Study design: Prospective observational study of postsurfactant ventilatory management of consecutive infants (born between 10/99 and 12/02) of 28 to 34 weeks gestation. Extubation to SNIPPV was at the attending neonatologists' discretion. Babies in the CV group remained intubated, postsurfactant.

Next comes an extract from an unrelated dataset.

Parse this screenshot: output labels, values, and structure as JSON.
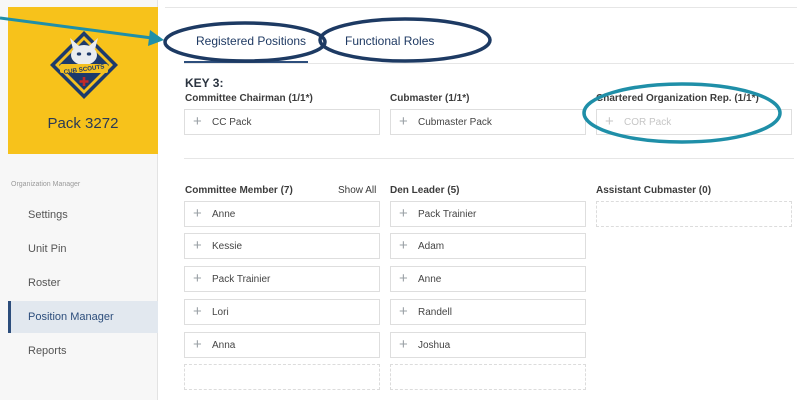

Results: There were no significant differences in the maternal demographics, antenatal steroid use, mode of delivery, birth weight (BW), gestational age (GA), gender, Apgar at 5 minutes, age at surfactant instillation, or oxygenation index (OI) prior to surfactant administration, between infants continued on CV (n=35) and those extubated to SNIPPV (n=24). The total duration of endotracheal intubation (mean+/-SEM; CV versus SNIPPV; 2.4+/-0.4 versus 0.3+/-0.0 days, p=0.001) and duration of supplemental oxygen exposure (15+/-3.2 versus 8.2+/-3.3 days, p=0.04) were significantly shorter in the SNIPPV group. Furthermore, the duration of parenteral nutrition (12.1+/-1.6 versus 8.4+/-0.8 days, p=0.02) and length of stay (37.5+/-3.0 versus 29.1+/-3.3 days, p=0.04) were also significantly shorter in the SNIPPV group. There were no differences between the two groups in blood gas or OI values postsurfactant (up to 48 hours). There was no statistical difference in the incidence of intraventricular hemorrhage grade I (three (9%) in the CV group and two infants (8%) in the SNIPPV group). No infant died in either group or had patent ductus arteriosus, air leaks, necrotizing enterocolitis, periventricular leukomalacia, retinopathy of prematurity or bronchopulmonary dysplasia.
Conclusions: Infants of 28 to 34 weeks GA with RDS requiring surfactant with early extubation to SNIPPV had a shorter duration of intubation, and decreased need for oxygen as compared to CV. There was also a significant decrease in the duration of parenteral nutrition and hospitalization. SNIPPV is a safe and effective primary mode of ventilation in larger premature infants.